If a line below contains the string "Account", copy it out.

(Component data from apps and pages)
----------------
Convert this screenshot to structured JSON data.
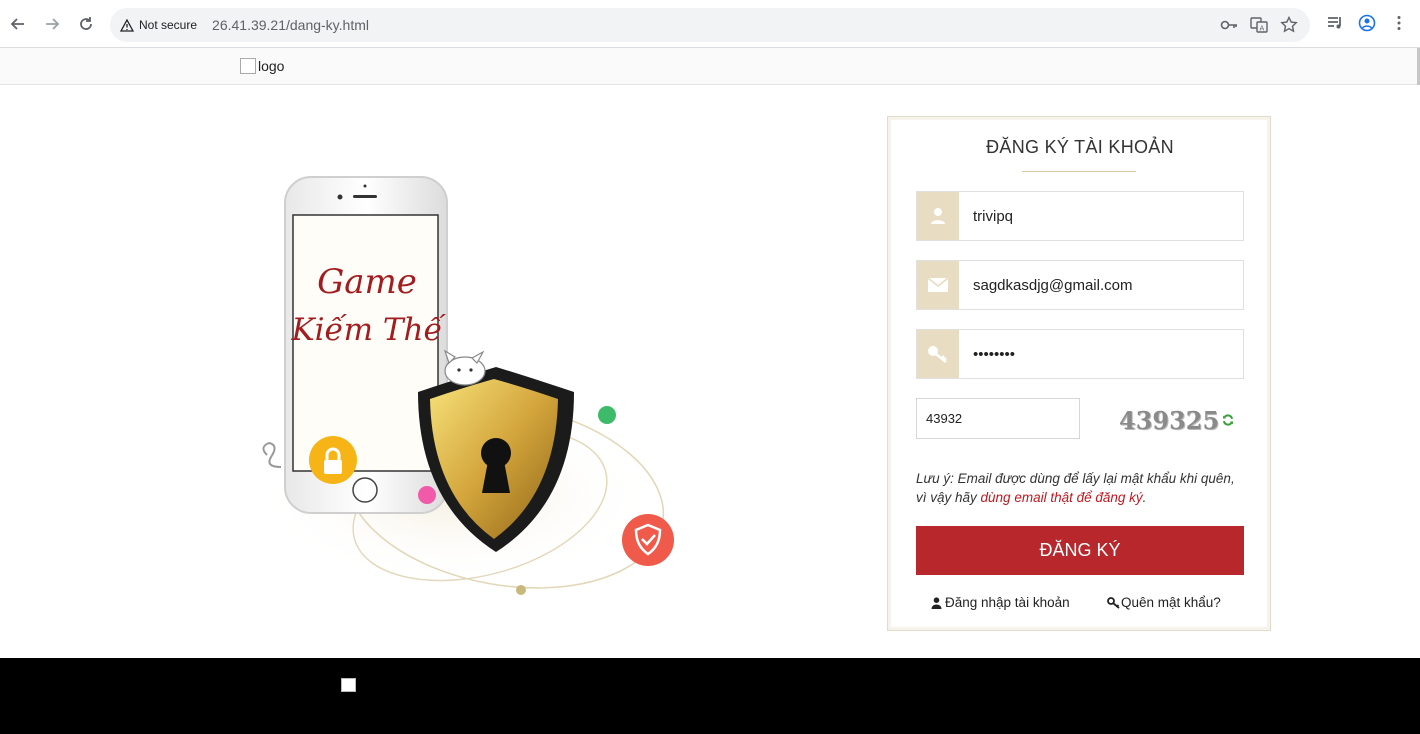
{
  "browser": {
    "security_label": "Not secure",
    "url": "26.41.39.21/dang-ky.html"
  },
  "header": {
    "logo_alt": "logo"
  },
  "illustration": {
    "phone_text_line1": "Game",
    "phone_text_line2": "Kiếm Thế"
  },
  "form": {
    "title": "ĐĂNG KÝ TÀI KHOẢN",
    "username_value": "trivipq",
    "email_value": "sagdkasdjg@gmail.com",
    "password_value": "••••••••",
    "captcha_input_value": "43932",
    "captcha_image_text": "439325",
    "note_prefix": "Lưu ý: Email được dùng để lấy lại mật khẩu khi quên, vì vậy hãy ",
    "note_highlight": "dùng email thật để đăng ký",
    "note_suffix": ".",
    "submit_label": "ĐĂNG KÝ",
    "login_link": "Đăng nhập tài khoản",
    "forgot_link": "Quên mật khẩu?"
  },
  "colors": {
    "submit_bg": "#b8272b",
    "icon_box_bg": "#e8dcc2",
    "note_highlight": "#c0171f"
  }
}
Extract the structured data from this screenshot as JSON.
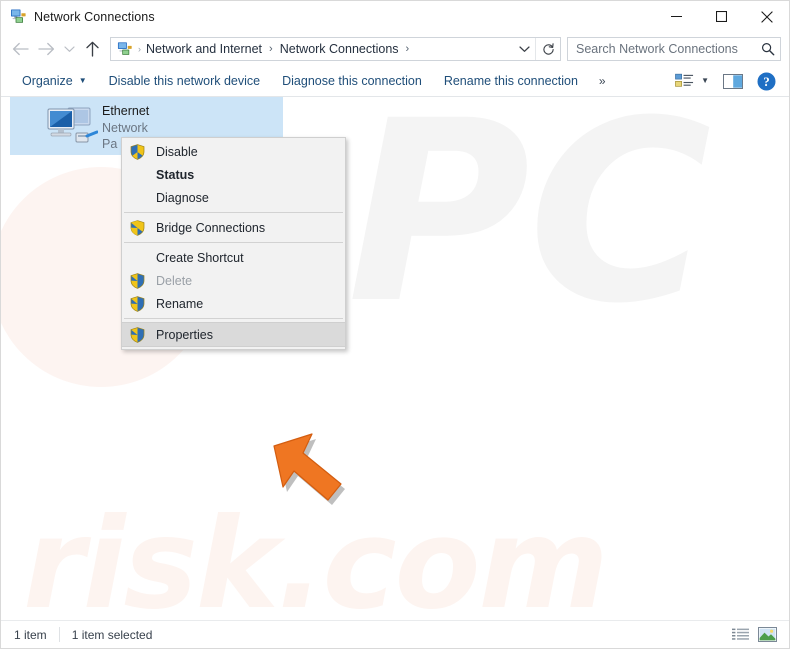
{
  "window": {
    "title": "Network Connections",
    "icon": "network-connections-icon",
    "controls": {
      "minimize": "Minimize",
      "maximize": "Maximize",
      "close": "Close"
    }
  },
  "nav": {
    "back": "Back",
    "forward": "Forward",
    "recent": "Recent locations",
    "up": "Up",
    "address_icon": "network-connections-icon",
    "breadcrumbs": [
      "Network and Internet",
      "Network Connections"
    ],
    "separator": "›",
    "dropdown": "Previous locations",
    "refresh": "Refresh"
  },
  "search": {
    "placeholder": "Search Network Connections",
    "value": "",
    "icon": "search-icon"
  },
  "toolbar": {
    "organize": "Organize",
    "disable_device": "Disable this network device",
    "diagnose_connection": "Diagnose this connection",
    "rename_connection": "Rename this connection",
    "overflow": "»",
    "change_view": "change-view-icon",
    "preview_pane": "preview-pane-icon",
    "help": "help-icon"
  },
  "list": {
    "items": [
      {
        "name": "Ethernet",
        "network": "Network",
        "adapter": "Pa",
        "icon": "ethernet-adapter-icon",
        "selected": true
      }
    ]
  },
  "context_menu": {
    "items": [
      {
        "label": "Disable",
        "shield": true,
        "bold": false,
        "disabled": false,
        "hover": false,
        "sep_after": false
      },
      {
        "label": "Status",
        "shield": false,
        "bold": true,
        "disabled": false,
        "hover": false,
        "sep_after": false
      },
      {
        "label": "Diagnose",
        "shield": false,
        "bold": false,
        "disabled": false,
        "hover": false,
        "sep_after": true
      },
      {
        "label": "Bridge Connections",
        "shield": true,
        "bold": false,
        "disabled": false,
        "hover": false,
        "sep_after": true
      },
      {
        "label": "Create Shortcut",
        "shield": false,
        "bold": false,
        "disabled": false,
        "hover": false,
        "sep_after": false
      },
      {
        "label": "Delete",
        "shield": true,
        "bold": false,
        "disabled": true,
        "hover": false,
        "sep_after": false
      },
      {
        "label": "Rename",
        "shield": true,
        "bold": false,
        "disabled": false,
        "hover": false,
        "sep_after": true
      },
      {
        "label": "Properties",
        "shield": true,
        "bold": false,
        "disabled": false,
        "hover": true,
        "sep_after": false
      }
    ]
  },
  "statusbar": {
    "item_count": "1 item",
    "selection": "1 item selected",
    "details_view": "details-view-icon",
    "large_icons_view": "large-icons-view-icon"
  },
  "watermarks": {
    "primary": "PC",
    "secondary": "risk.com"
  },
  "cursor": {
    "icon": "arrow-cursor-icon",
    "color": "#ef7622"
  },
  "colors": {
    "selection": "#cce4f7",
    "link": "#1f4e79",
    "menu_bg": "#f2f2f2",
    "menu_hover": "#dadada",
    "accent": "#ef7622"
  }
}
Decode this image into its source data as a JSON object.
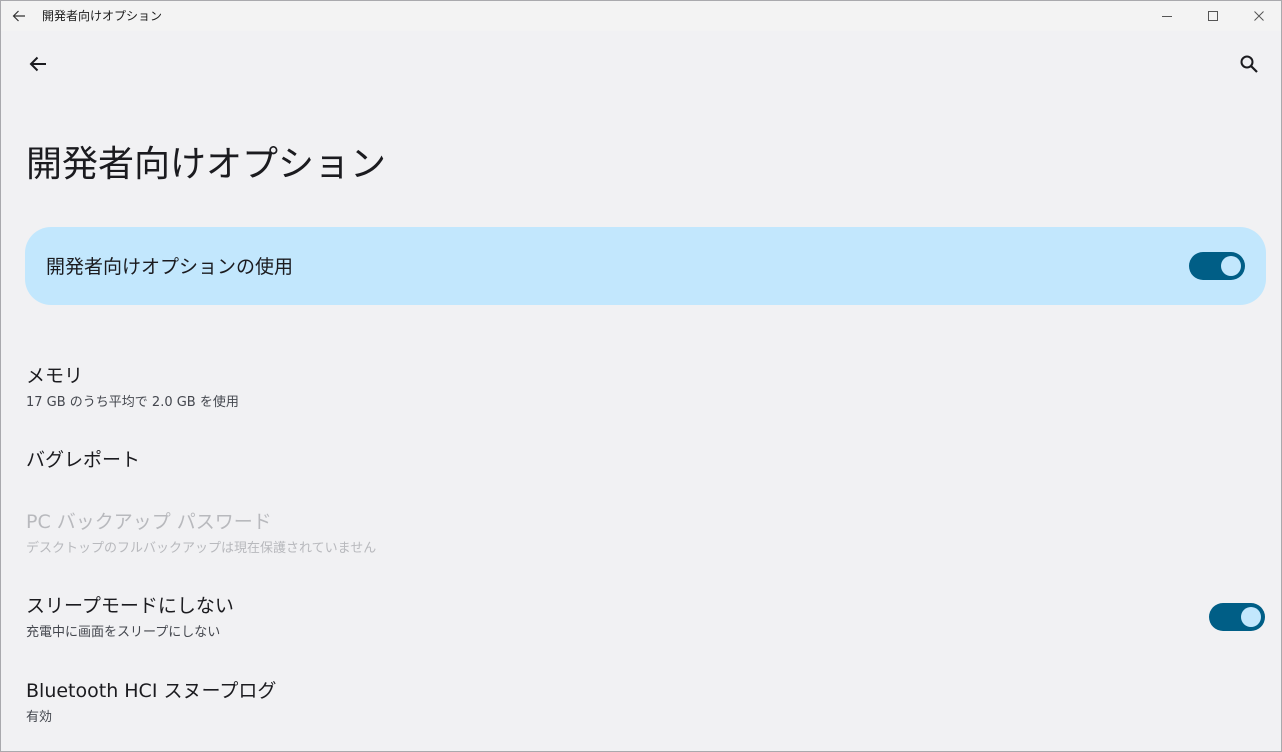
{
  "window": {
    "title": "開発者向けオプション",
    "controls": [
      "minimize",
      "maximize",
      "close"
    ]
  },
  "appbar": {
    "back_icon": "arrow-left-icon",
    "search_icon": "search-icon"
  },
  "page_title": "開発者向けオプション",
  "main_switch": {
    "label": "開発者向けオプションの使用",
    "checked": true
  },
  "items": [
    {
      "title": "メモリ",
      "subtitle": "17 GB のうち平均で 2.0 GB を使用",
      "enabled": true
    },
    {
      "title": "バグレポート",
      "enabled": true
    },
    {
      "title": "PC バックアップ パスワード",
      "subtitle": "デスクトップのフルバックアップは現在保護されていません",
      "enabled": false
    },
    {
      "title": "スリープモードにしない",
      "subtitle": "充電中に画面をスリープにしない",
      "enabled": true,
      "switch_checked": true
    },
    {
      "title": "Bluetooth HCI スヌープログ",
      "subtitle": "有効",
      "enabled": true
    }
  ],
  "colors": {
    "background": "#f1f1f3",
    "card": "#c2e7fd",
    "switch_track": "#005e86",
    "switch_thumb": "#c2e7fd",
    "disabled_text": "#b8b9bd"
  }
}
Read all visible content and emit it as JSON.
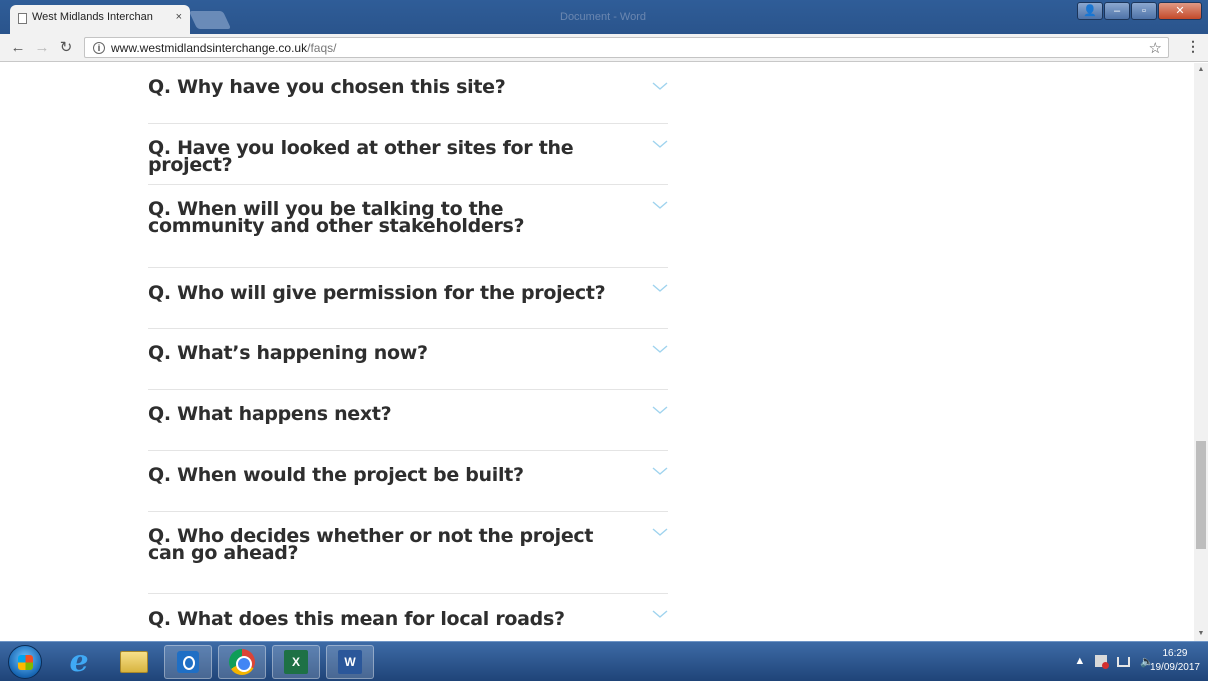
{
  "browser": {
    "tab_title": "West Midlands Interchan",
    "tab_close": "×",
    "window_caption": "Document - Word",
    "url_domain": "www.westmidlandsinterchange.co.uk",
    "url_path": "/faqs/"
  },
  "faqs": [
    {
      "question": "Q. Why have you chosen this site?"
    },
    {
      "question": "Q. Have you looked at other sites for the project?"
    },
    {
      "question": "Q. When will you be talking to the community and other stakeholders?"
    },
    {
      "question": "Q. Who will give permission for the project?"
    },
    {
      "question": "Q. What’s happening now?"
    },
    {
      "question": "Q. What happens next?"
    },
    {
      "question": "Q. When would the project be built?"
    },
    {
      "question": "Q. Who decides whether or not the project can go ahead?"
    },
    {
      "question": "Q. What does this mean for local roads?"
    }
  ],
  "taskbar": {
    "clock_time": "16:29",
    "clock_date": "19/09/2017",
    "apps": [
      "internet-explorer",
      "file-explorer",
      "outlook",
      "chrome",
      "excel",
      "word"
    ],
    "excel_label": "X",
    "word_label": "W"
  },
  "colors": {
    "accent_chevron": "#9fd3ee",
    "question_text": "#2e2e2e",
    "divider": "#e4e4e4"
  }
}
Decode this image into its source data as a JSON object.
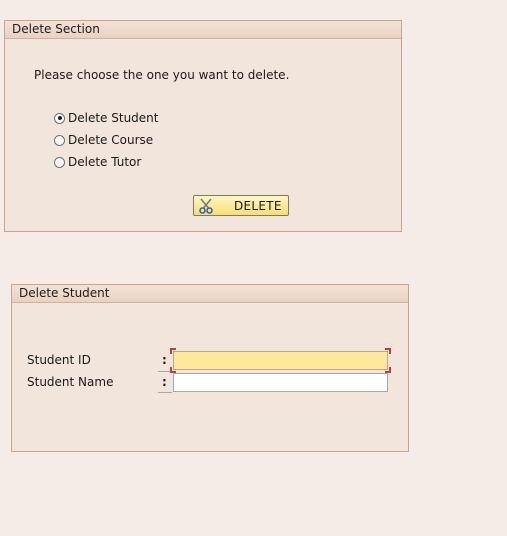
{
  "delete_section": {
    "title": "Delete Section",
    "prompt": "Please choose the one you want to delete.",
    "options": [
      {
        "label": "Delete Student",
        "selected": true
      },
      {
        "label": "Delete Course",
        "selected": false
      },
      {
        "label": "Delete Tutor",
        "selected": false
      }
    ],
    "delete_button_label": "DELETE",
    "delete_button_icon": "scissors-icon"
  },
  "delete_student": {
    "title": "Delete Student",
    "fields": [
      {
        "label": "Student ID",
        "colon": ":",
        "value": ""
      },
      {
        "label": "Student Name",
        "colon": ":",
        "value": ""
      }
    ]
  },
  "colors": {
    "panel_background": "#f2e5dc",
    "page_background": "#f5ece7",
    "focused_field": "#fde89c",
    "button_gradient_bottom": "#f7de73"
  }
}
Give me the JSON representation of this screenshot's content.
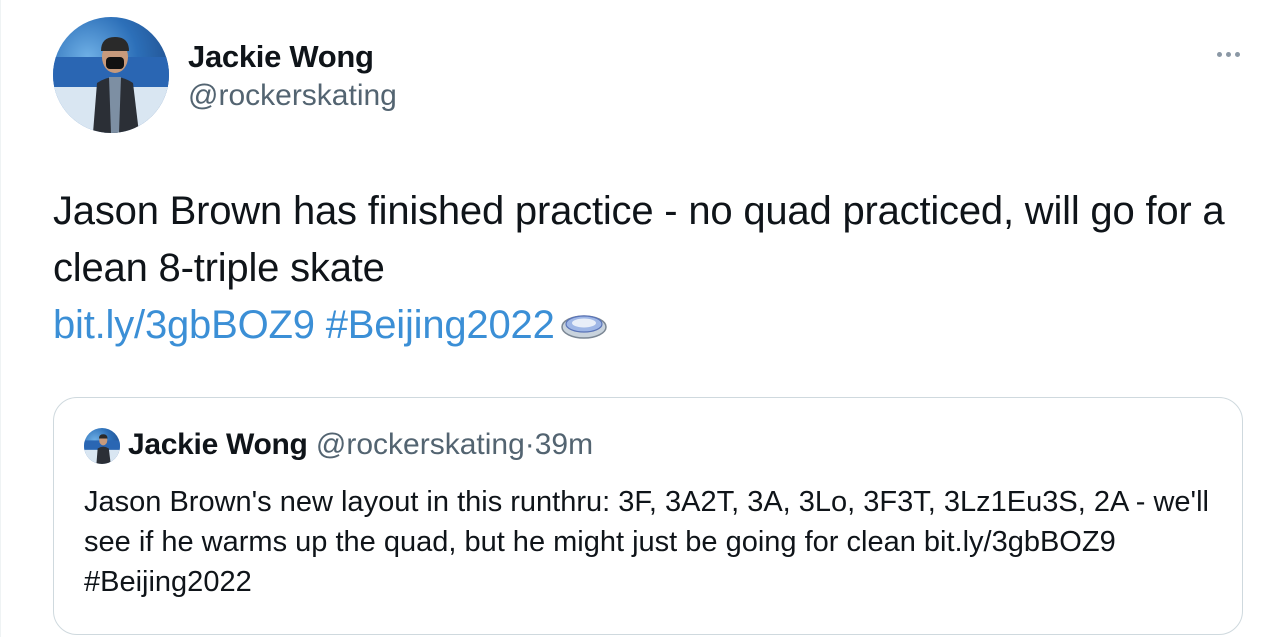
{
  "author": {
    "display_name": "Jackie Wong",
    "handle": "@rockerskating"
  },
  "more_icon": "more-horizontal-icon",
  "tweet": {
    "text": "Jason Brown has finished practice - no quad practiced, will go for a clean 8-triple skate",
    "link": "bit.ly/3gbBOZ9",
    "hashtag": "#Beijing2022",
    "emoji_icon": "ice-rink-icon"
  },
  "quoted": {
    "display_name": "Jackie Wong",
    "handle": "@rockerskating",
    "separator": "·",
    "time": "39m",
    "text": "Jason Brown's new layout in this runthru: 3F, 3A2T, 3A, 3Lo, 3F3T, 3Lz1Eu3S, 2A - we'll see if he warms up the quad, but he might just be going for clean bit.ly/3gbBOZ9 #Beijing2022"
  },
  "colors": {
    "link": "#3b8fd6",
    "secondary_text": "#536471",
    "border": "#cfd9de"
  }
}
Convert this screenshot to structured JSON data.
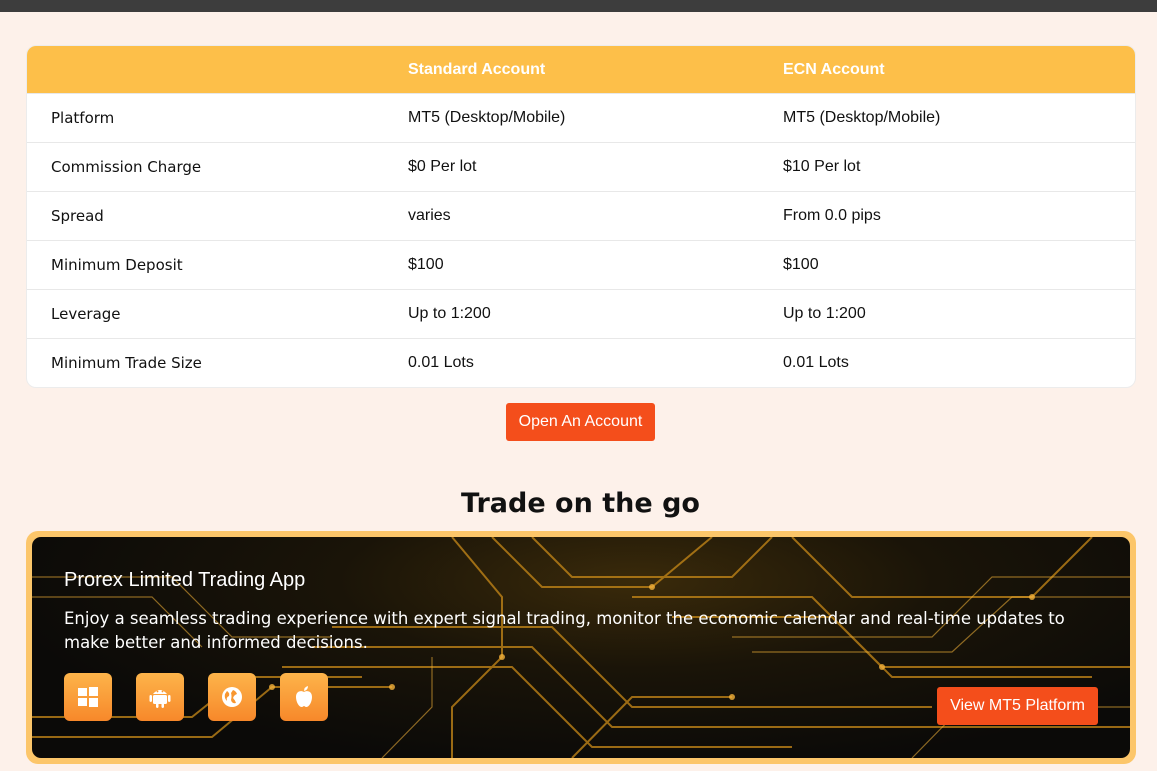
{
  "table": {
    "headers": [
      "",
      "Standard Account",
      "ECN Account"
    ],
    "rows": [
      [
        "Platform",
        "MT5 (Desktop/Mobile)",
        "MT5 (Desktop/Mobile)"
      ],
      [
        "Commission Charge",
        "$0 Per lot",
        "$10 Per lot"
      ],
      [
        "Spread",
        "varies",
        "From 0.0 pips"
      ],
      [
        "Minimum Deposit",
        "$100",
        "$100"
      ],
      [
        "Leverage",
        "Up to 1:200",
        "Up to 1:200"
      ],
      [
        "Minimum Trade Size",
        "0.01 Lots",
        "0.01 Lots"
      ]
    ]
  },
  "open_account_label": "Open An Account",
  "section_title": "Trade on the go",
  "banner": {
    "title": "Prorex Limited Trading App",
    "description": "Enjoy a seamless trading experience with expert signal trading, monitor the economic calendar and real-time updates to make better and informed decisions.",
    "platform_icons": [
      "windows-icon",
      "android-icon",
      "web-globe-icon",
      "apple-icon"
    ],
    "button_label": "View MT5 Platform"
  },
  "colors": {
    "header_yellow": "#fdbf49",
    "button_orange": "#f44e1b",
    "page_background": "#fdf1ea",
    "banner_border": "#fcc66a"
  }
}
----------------
→ **ANSWER FOR THIS EXERCISE**:
      "Standard Account",
      "ECN Account"
  "open_account_label": "Open An Account",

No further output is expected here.